Although withdrawal symptoms can be quite severe however, they’re rarely harmful (unless untreated).
Following the completion of alcohol detox the majority of heavy drinkers go through the “rehab” or post acute withdrawal stage that can last from weeks to months following the cessation of drinking, depending on how quickly the individual is able to adjust to life without alcohol. Some may have symptoms from previous withdrawals, including insomnia and irritability. There is also the possibility of experiencing cravings for alcohol.
Most treatment programs provide individual counseling sessions with an addiction medicine therapist as well as group therapy with recovering alcoholics. As time passes, these therapies have been proven to significantly boost recovery rates.
Individuals who are dependent on alcohol often experience withdrawal symptoms after they abruptly stop drinking after a period of high intoxication, prescribed medication or other drugs. It is crucial for those seeking to stop drinking to recognize the signs, symptoms and effects of withdrawal so that they can minimize the dangers associated with discontinuing drinking abruptly.

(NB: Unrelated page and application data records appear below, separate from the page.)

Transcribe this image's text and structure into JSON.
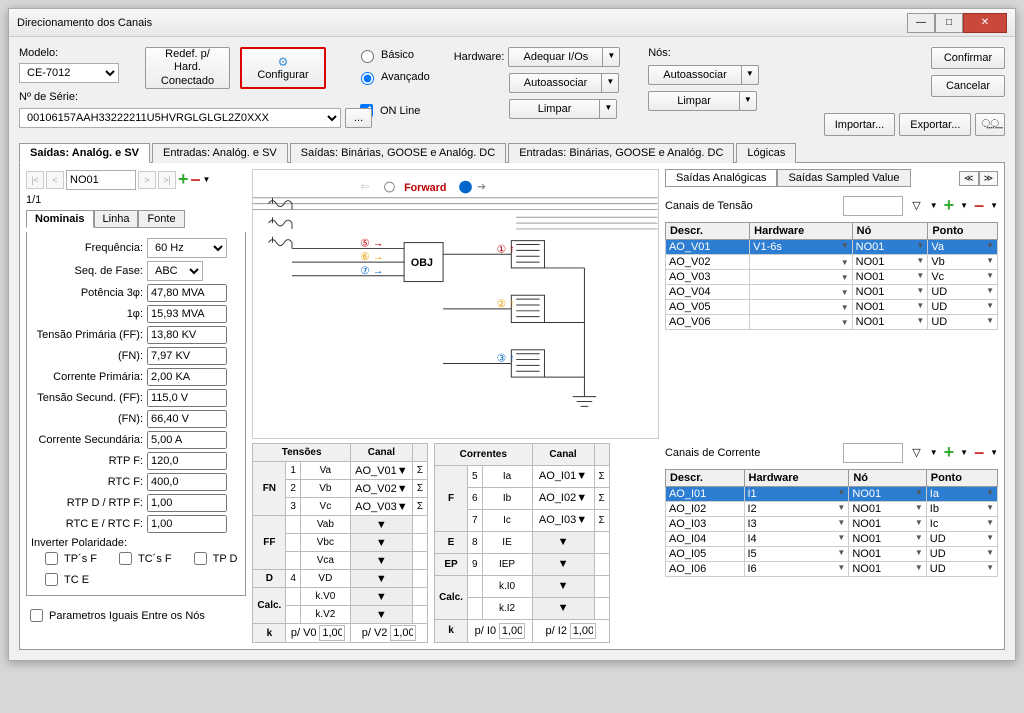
{
  "window": {
    "title": "Direcionamento dos Canais"
  },
  "top": {
    "model_lbl": "Modelo:",
    "model_val": "CE-7012",
    "serial_lbl": "Nº de Série:",
    "serial_val": "00106157AAH33222211U5HVRGLGLGL2Z0XXX",
    "redef": "Redef. p/ Hard.\nConectado",
    "configurar": "Configurar",
    "basico": "Básico",
    "avancado": "Avançado",
    "online": "ON Line",
    "hardware_lbl": "Hardware:",
    "adequar": "Adequar I/Os",
    "autoassociar": "Autoassociar",
    "limpar": "Limpar",
    "nos_lbl": "Nós:",
    "confirmar": "Confirmar",
    "cancelar": "Cancelar",
    "importar": "Importar...",
    "exportar": "Exportar..."
  },
  "tabs": {
    "t1": "Saídas: Analóg. e SV",
    "t2": "Entradas: Analóg. e SV",
    "t3": "Saídas: Binárias, GOOSE e Analóg. DC",
    "t4": "Entradas: Binárias, GOOSE e Analóg. DC",
    "t5": "Lógicas"
  },
  "left": {
    "node": "NO01",
    "count": "1/1",
    "sub1": "Nominais",
    "sub2": "Linha",
    "sub3": "Fonte",
    "freq_lbl": "Frequência:",
    "freq_val": "60 Hz",
    "seq_lbl": "Seq. de Fase:",
    "seq_val": "ABC",
    "pot3_lbl": "Potência 3φ:",
    "pot3_val": "47,80 MVA",
    "pot1_lbl": "1φ:",
    "pot1_val": "15,93 MVA",
    "tpff_lbl": "Tensão Primária (FF):",
    "tpff_val": "13,80 KV",
    "tpfn_lbl": "(FN):",
    "tpfn_val": "7,97 KV",
    "corrp_lbl": "Corrente Primária:",
    "corrp_val": "2,00 KA",
    "tsff_lbl": "Tensão Secund. (FF):",
    "tsff_val": "115,0 V",
    "tsfn_lbl": "(FN):",
    "tsfn_val": "66,40 V",
    "corrs_lbl": "Corrente Secundária:",
    "corrs_val": "5,00 A",
    "rtpf_lbl": "RTP F:",
    "rtpf_val": "120,0",
    "rtcf_lbl": "RTC F:",
    "rtcf_val": "400,0",
    "rtpd_lbl": "RTP D / RTP F:",
    "rtpd_val": "1,00",
    "rtce_lbl": "RTC E / RTC F:",
    "rtce_val": "1,00",
    "inv_lbl": "Inverter Polaridade:",
    "tpsf": "TP´s F",
    "tcsf": "TC´s F",
    "tpd": "TP D",
    "tce": "TC E",
    "param": "Parametros Iguais Entre os Nós"
  },
  "diagram": {
    "forward": "Forward",
    "obj": "OBJ"
  },
  "tensoes": {
    "hdr": "Tensões",
    "canal": "Canal",
    "fn": "FN",
    "ff": "FF",
    "d": "D",
    "calc": "Calc.",
    "k": "k",
    "rows": {
      "r1n": "1",
      "r1v": "Va",
      "r1c": "AO_V01",
      "r2n": "2",
      "r2v": "Vb",
      "r2c": "AO_V02",
      "r3n": "3",
      "r3v": "Vc",
      "r3c": "AO_V03",
      "r4v": "Vab",
      "r5v": "Vbc",
      "r6v": "Vca",
      "r7n": "4",
      "r7v": "VD",
      "r8v": "k.V0",
      "r9v": "k.V2",
      "pv0": "p/ V0",
      "pv0v": "1,00",
      "pv2": "p/ V2",
      "pv2v": "1,00"
    }
  },
  "correntes": {
    "hdr": "Correntes",
    "canal": "Canal",
    "f": "F",
    "e": "E",
    "ep": "EP",
    "calc": "Calc.",
    "k": "k",
    "rows": {
      "r1n": "5",
      "r1v": "Ia",
      "r1c": "AO_I01",
      "r2n": "6",
      "r2v": "Ib",
      "r2c": "AO_I02",
      "r3n": "7",
      "r3v": "Ic",
      "r3c": "AO_I03",
      "r4n": "8",
      "r4v": "IE",
      "r5n": "9",
      "r5v": "IEP",
      "r6v": "k.I0",
      "r7v": "k.I2",
      "pi0": "p/ I0",
      "pi0v": "1,00",
      "pi2": "p/ I2",
      "pi2v": "1,00"
    }
  },
  "right": {
    "tab1": "Saídas Analógicas",
    "tab2": "Saídas Sampled Value",
    "tensao_hdr": "Canais de Tensão",
    "corrente_hdr": "Canais de Corrente",
    "col_descr": "Descr.",
    "col_hw": "Hardware",
    "col_no": "Nó",
    "col_ponto": "Ponto"
  },
  "vrows": [
    {
      "d": "AO_V01",
      "hw": "V1-6s",
      "no": "NO01",
      "p": "Va"
    },
    {
      "d": "AO_V02",
      "hw": "",
      "no": "NO01",
      "p": "Vb"
    },
    {
      "d": "AO_V03",
      "hw": "",
      "no": "NO01",
      "p": "Vc"
    },
    {
      "d": "AO_V04",
      "hw": "",
      "no": "NO01",
      "p": "UD"
    },
    {
      "d": "AO_V05",
      "hw": "",
      "no": "NO01",
      "p": "UD"
    },
    {
      "d": "AO_V06",
      "hw": "",
      "no": "NO01",
      "p": "UD"
    }
  ],
  "irows": [
    {
      "d": "AO_I01",
      "hw": "I1",
      "no": "NO01",
      "p": "Ia"
    },
    {
      "d": "AO_I02",
      "hw": "I2",
      "no": "NO01",
      "p": "Ib"
    },
    {
      "d": "AO_I03",
      "hw": "I3",
      "no": "NO01",
      "p": "Ic"
    },
    {
      "d": "AO_I04",
      "hw": "I4",
      "no": "NO01",
      "p": "UD"
    },
    {
      "d": "AO_I05",
      "hw": "I5",
      "no": "NO01",
      "p": "UD"
    },
    {
      "d": "AO_I06",
      "hw": "I6",
      "no": "NO01",
      "p": "UD"
    }
  ]
}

Certain people might require medical supervision during the process of detoxing from alcohol, particularly if they have been addicted for a lengthy period of time.